Four months ago TV MasterChef Matei Baran was out of breath bending down to tie his shoelaces.
Today – and more than six stones lighter – he is the proud owner of a medal presented to him for completing a 10k race in just one hour and 20 minutes.
Romanian-born Matei, 41, weighed more than 28 stones when he reached the quarter final of MasterChef: The Professionals in 2016 and he revelled in the nickname of Big Chef.
But earlier this year, after writing a book promoting healthy eating, he decided to transform his life.
The book, called Big Chef Mini Chef, was dedicated to his seven-year-old son Armin who suffers from the life-limiting disease Cystic Fibrosis. It featured recipes suitable for children with the illness and raised money for the Cystic Fibrosis Trust.
“Armin is my life. I looked in the mirror and thought I’m not going to be around to see him grow up unless I do something about myself,” said Matei, who suffers from Type 2 diabetes.
“Over the years I’ve also had issues with my mental health, and mental and physical health are obviously linked. You’re not going to feel great about yourself when you’re nearly 30 stones,” said Matei who for years drank a large number of sugary drinks during each day’s work in a kitchen.
“My cooking is all about using fresh ingredients to prepare healthy meals, but I wasn’t a good advert.”
His transformation – which has seen him lose around a quarter of his body weight in 16 weeks – has been supported by Marysia Szmagara, who lives in Dublin.
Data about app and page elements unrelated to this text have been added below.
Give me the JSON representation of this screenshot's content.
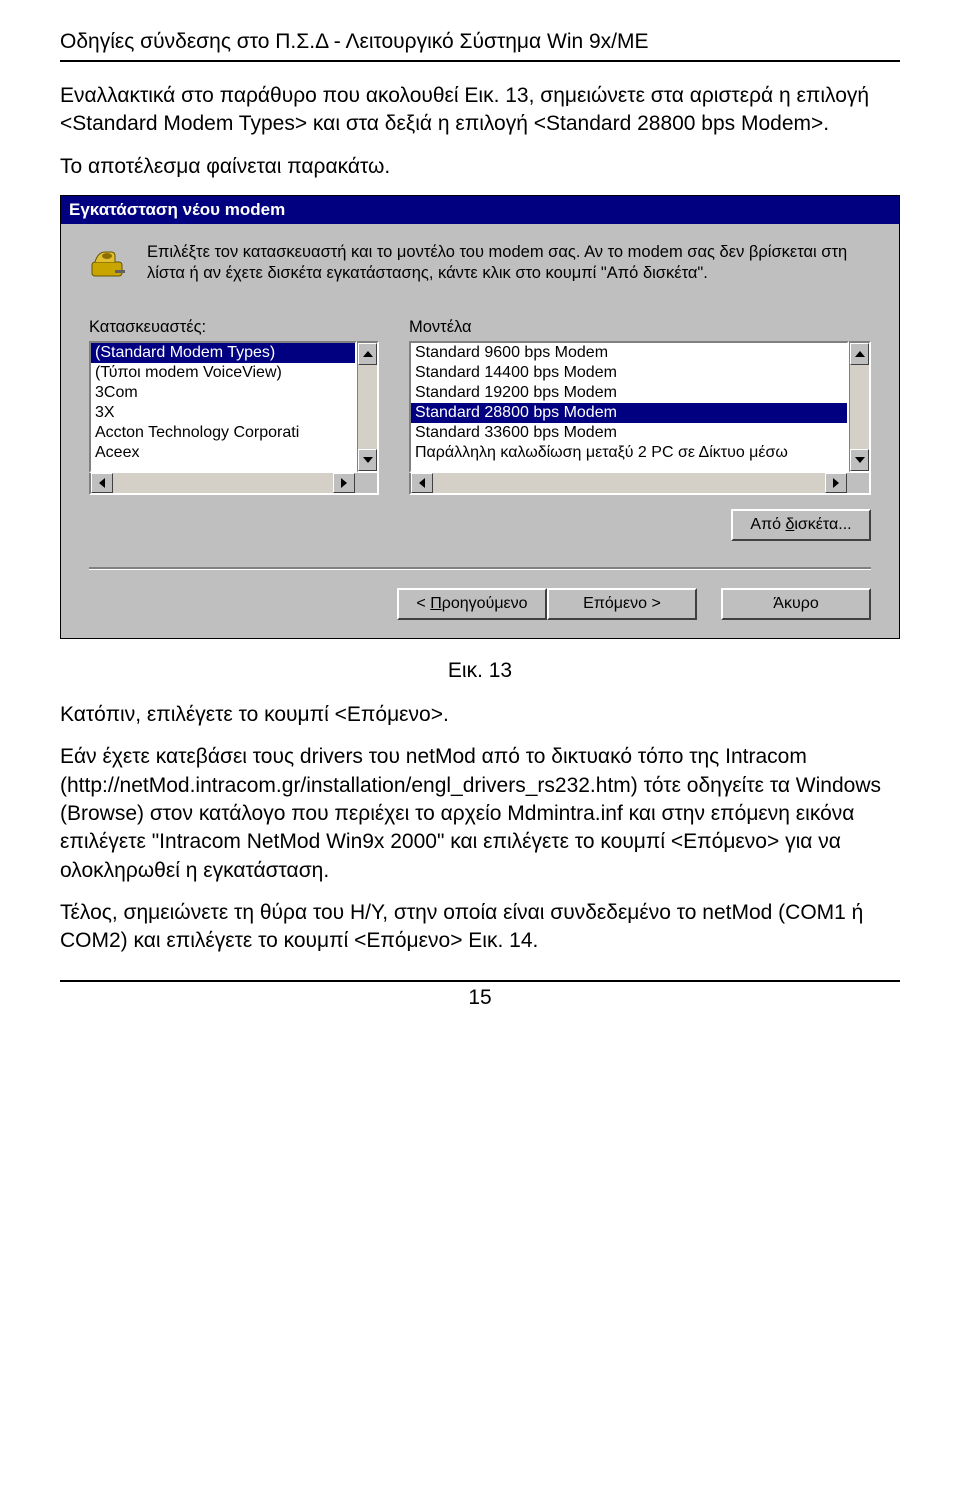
{
  "header": "Οδηγίες σύνδεσης στο Π.Σ.Δ - Λειτουργικό Σύστημα Win 9x/ME",
  "para1": "Εναλλακτικά στο παράθυρο που ακολουθεί Εικ. 13, σημειώνετε στα αριστερά η επιλογή <Standard Modem Types> και στα δεξιά η επιλογή <Standard 28800 bps Modem>.",
  "para2": "Το αποτέλεσμα φαίνεται παρακάτω.",
  "dialog": {
    "title": "Εγκατάσταση νέου modem",
    "instruction": "Επιλέξτε τον κατασκευαστή και το μοντέλο του modem σας. Αν το modem σας δεν βρίσκεται στη λίστα ή αν έχετε δισκέτα εγκατάστασης, κάντε κλικ στο κουμπί \"Από δισκέτα\".",
    "manufacturers_label": "Κατασκευαστές:",
    "models_label": "Μοντέλα",
    "manufacturers": [
      {
        "text": "(Standard Modem Types)",
        "selected": true
      },
      {
        "text": "(Τύποι modem VoiceView)",
        "selected": false
      },
      {
        "text": "3Com",
        "selected": false
      },
      {
        "text": "3X",
        "selected": false
      },
      {
        "text": "Accton Technology Corporati",
        "selected": false
      },
      {
        "text": "Aceex",
        "selected": false
      }
    ],
    "models": [
      {
        "text": "Standard  9600 bps Modem",
        "selected": false
      },
      {
        "text": "Standard 14400 bps Modem",
        "selected": false
      },
      {
        "text": "Standard 19200 bps Modem",
        "selected": false
      },
      {
        "text": "Standard 28800 bps Modem",
        "selected": true
      },
      {
        "text": "Standard 33600 bps Modem",
        "selected": false
      },
      {
        "text": "Παράλληλη καλωδίωση μεταξύ 2 PC σε Δίκτυο μέσω",
        "selected": false
      }
    ],
    "from_disk": "Από δισκέτα...",
    "from_disk_underline": "δ",
    "back": "< Προηγούμενο",
    "back_underline": "Π",
    "next": "Επόμενο >",
    "cancel": "Άκυρο"
  },
  "fig": "Εικ. 13",
  "para3": "Κατόπιν, επιλέγετε το κουμπί <Επόμενο>.",
  "para4": "Εάν έχετε κατεβάσει τους drivers του netMod από το δικτυακό τόπο της Intracom (http://netMod.intracom.gr/installation/engl_drivers_rs232.htm) τότε οδηγείτε τα Windows (Browse) στον κατάλογο που περιέχει το αρχείο Mdmintra.inf και στην επόμενη εικόνα επιλέγετε \"Intracom NetMod Win9x 2000\" και επιλέγετε το κουμπί <Επόμενο> για να ολοκληρωθεί η εγκατάσταση.",
  "para5": "Τέλος, σημειώνετε τη θύρα του Η/Υ, στην οποία είναι συνδεδεμένο το netMod (COM1 ή COM2) και επιλέγετε το κουμπί <Επόμενο> Εικ. 14.",
  "page_number": "15"
}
She responded to one of Matei’s Instagram posts and became his long-distance coach.
“Marysia’s a mechanical engineer and mother of three children, who has become a very keen runner. She also has very good ideas about how to lose weight sensibly – through exercise and cutting out the bad things you eat and drink – without having to spend a fortune,” said Matei.
The pair met for the first time when Marysia flew to Newcastle to run alongside Matei in Sunday’s 10k MoRun in Exhibition Park in support of The Movember Foundation, which raises funds and awareness for prostate cancer, testicular cancer, men’s mental health and suicide prevention.
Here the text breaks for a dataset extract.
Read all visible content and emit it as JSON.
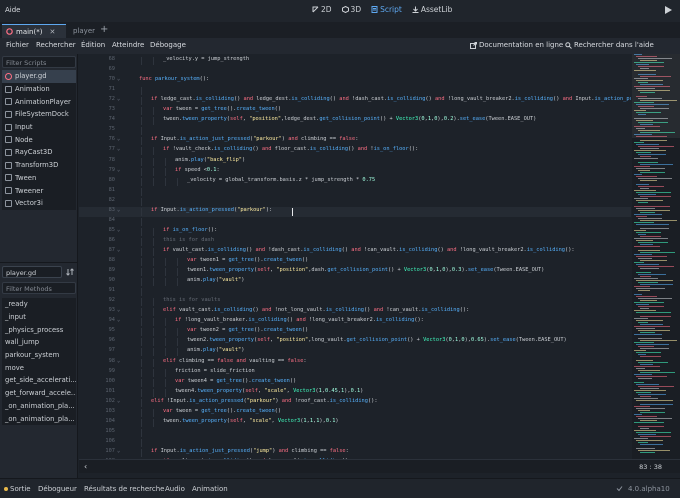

“I wanted to support the charity, but never thought I would be able to do it by running – and I ran 70% of the way. I just hope my story will somehow inspire others,” said Matei, who completed a gym session the morning after the run and plans to maintain his fitness regime. His diabetes is under control and his doctor is delighted with his progress.
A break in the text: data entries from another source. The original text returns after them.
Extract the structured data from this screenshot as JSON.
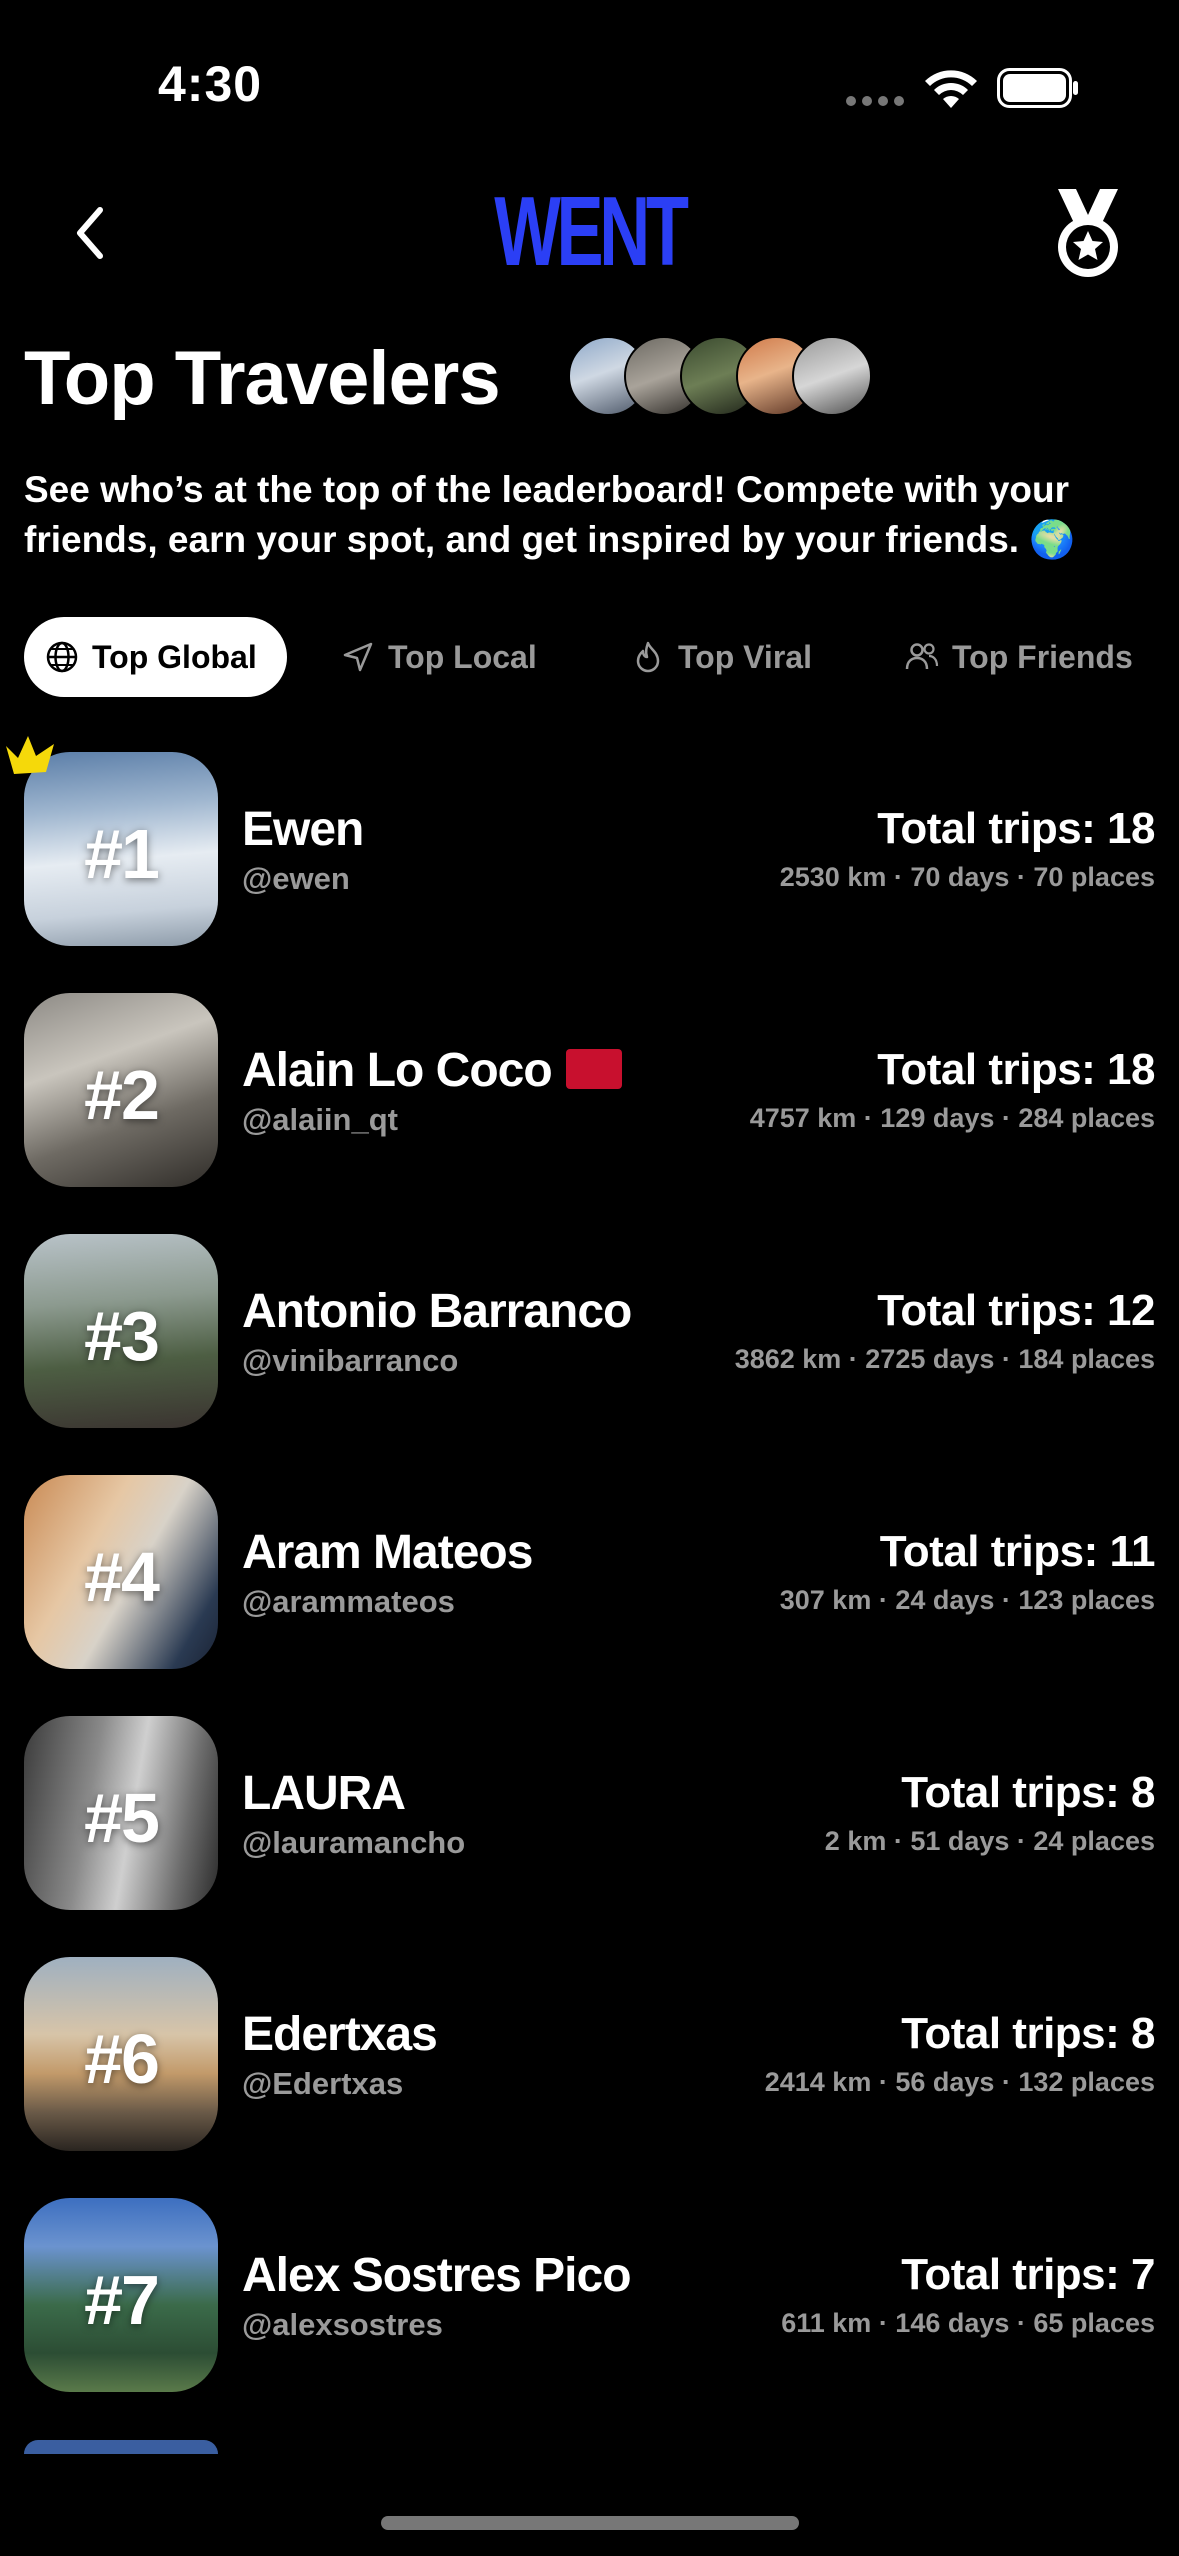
{
  "status_bar": {
    "time": "4:30"
  },
  "header": {
    "logo": "WENT",
    "back_icon": "chevron-left-icon",
    "medal_icon": "medal-star-icon"
  },
  "page": {
    "title": "Top Travelers",
    "subtitle": "See who’s at the top of the leaderboard! Compete with your friends, earn your spot, and get inspired by your friends. 🌍"
  },
  "tabs": [
    {
      "label": "Top Global",
      "icon": "globe-icon",
      "active": true
    },
    {
      "label": "Top Local",
      "icon": "location-arrow-icon",
      "active": false
    },
    {
      "label": "Top Viral",
      "icon": "flame-icon",
      "active": false
    },
    {
      "label": "Top Friends",
      "icon": "people-icon",
      "active": false
    }
  ],
  "travelers": [
    {
      "rank": "#1",
      "name": "Ewen",
      "handle": "@ewen",
      "trips": "Total trips: 18",
      "stats": "2530 km · 70 days · 70 places"
    },
    {
      "rank": "#2",
      "name": "Alain Lo Coco",
      "handle": "@alaiin_qt",
      "trips": "Total trips: 18",
      "stats": "4757 km · 129 days · 284 places"
    },
    {
      "rank": "#3",
      "name": "Antonio Barranco",
      "handle": "@vinibarranco",
      "trips": "Total trips: 12",
      "stats": "3862 km · 2725 days · 184 places"
    },
    {
      "rank": "#4",
      "name": "Aram Mateos",
      "handle": "@arammateos",
      "trips": "Total trips: 11",
      "stats": "307 km · 24 days · 123 places"
    },
    {
      "rank": "#5",
      "name": "LAURA",
      "handle": "@lauramancho",
      "trips": "Total trips: 8",
      "stats": "2 km · 51 days · 24 places"
    },
    {
      "rank": "#6",
      "name": "Edertxas",
      "handle": "@Edertxas",
      "trips": "Total trips: 8",
      "stats": "2414 km · 56 days · 132 places"
    },
    {
      "rank": "#7",
      "name": "Alex Sostres Pico",
      "handle": "@alexsostres",
      "trips": "Total trips: 7",
      "stats": "611 km · 146 days · 65 places"
    }
  ],
  "colors": {
    "brand": "#2b3ff5",
    "background": "#000000",
    "muted_text": "#9a9a9a",
    "crown": "#f5d90a"
  }
}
Matei also continues to share his expertise on healthy cooking. Last month he was invited to run a masterclass for students in Newcastle to show them how to eat well on a tight budget, and he has plans to work with people living in one of the most deprived areas of the North East.